By October 1862, these people, among others, had met in Deer Lodge Valley:

James Stuart
Granville Stuart
Robert Hereford
Nathaniel P. Langford
Mr. and Mrs. J. M. “Buz” Caven
Mr. and Mrs. B. B. Burchett
Henry Plummer
Charles Reeves

In September 1862, there was still no Idaho Territory, or Montana Territory. The gold discovery at Bannack (the “Beaverhead Diggings”) would change the political makeup of the region for good.
The Mormon War. A Study of early Utah-Montana Trade, p. 26)

Granville Stuart, Forty Years on the Frontier, p. 129.

Mullan surveyed and planned the road so well that U. S. Highway 10 and later Interstate 90 between St. Regis, MT, and Coeur d’Alene, ID, follow much of the route of the old Mullan Road.

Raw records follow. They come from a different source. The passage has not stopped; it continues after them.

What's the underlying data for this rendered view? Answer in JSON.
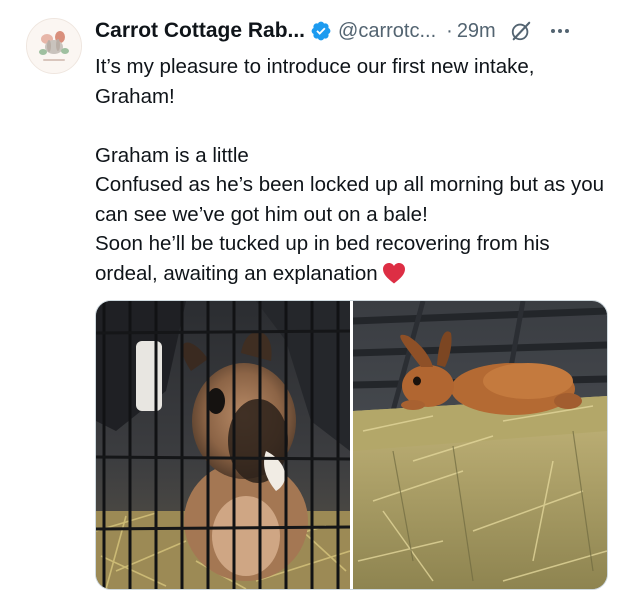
{
  "tweet": {
    "display_name": "Carrot Cottage Rab...",
    "handle": "@carrotc...",
    "separator": "·",
    "time": "29m",
    "paragraphs": [
      "It’s my pleasure to introduce our first new intake, Graham!",
      "",
      "Graham is a little",
      "Confused as he’s been locked up all morning but as you can see we’ve got him out on a bale!",
      "Soon he’ll be tucked up in bed recovering from his ordeal,  awaiting an explanation"
    ]
  },
  "icons": {
    "verified": "verified-badge-icon",
    "grok": "grok-icon",
    "more": "more-options-icon",
    "heart": "red-heart-emoji"
  },
  "colors": {
    "verified": "#1d9bf0",
    "secondary_text": "#536471",
    "heart": "#e0245e"
  },
  "media": {
    "count": 2,
    "items": [
      "rabbit-in-cage-photo",
      "rabbit-on-hay-bale-photo"
    ]
  }
}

Helen McCann White, Minnesota, Montana, and Manifest Destiny, Helen McCann White, Minnesota History, Vol. 38, No. 2 (June 1962) pp. 53-62. p. 54

Helen McCann White, ed. Ho! For the Gold Fields: Northern Overland Wagon Trains of the 1860s. MN Historical Society, St. Paul, 1966.

Granville Stuart, Forty years on the Frontier, p. 223.